On the other hand, my approach with younger students is different and varies from one student to another. For some, being firm helps in getting my point across while for others, providing tender loving care works in getting them to listen to me. Knowing the personalities of my students is important and allows me to approach them in a way that would make them open up to me.

 

 5. How can parents better support and motivate their child with ADHD?

It is important to recognise that having ADHD does not make the child different from other children in a bad way. They just need to be managed differently. Learning strategies that may work for their siblings and peers may not work for children with ADHD. It is necessary and important for parents to spend time to get to know their learning difficulties in order to provide the appropriate support and motivation.
 

6. Can you share some likely scenarios that might take place while teaching a child with ADHD and how to problem-solve around it?

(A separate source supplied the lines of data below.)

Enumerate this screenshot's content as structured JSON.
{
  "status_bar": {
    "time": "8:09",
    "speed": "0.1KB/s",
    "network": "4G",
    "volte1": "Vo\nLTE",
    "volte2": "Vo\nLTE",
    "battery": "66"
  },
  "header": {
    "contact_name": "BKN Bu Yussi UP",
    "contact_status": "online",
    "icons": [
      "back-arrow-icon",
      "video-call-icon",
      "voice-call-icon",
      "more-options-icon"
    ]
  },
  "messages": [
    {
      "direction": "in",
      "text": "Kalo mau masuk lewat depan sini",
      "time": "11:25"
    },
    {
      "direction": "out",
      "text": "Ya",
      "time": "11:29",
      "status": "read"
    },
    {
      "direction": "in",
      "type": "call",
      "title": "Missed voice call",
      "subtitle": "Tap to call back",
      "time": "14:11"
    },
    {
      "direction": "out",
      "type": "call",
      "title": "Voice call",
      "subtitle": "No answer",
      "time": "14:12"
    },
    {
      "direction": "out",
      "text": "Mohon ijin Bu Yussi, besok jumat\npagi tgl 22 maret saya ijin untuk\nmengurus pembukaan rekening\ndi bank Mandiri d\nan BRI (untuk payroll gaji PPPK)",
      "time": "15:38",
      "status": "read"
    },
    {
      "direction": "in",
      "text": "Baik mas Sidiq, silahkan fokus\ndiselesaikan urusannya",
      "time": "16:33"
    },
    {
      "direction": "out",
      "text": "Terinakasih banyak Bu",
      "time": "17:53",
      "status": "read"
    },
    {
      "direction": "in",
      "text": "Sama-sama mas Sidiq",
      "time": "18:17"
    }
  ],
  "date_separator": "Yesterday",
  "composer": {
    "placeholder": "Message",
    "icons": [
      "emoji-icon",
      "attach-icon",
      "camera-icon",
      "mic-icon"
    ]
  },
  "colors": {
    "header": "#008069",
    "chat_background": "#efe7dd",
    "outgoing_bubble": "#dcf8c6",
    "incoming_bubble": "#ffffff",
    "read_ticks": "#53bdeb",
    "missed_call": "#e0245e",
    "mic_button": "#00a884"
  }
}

A possible scenario is conducting quizzes as part of a lesson. While other students would follow instructions to take turns to give their answers, a student with ADHD tends to answer the questions even though it is not his or her turn yet. Another scenario is reading of a comprehension passage in class. It is common for students with ADHD to fidget in their seats and walk around the classroom

From my experience, students with ADHD react differently to different strategies. But here are some possible ways for parents to better manage their children:

  • Provide clear and concise rules to set expectations right
  • Have a structure in place to allow for moving and fidgeting at specific moments
  • Be flexible with certain rules to ensure some level of cooperation from the child
  • Know the child’s interests and include it in tasks to create interest to undertake them
  • Use a point-reward system to provide the child with immediate feedback and create appreciation
     

7. How should a parent help a child with ADHD work with his or her emotions?

Understanding the causes behind a child’s feelings is important. For example, parents should go beyond knowing that their child is unhappy about school to identify the specific causes of unhappiness

For instance, the child may not enjoy Maths and Science due to lack of confidence in these subjects. Thus, attending these lessons might lead to feelings of inadequacy or fear of failure to undertake the tasks. Once this is established, talking to the child about the significance of learning these subjects and providing relevant help might ease anxieties. Working together with the teachers of these subjects will also be helpful. For example, parents and teachers could discuss about the right amount of tasks to be given to the child to build confidence.

 

8. When should a parent seek external help?

When a parent’s observation of a child’s learning difficulty is consistent with feedback from school teachers, seeking external help would provide clarity on the situation.
After a child has met with a psychologist for assessment of learning differences, parents might feel a sense of relief and gain a greater understanding on what they can do to support their child moving forward. 


9. When should a child with ADHD take medication?

As the type and dosage of medication vary for children with ADHD, parents should seek advice from a paediatrician about medication and if it is necessary to be taken.
 

10. Are there any useful resources that you would recommend to parents?

It is useful to talk to other parents of children with ADHD and exchange experiences, tips and tricks with each other.
Here are some useful websites:

 

 


 

 

 

All photos are from the Dyslexia Association of Singapore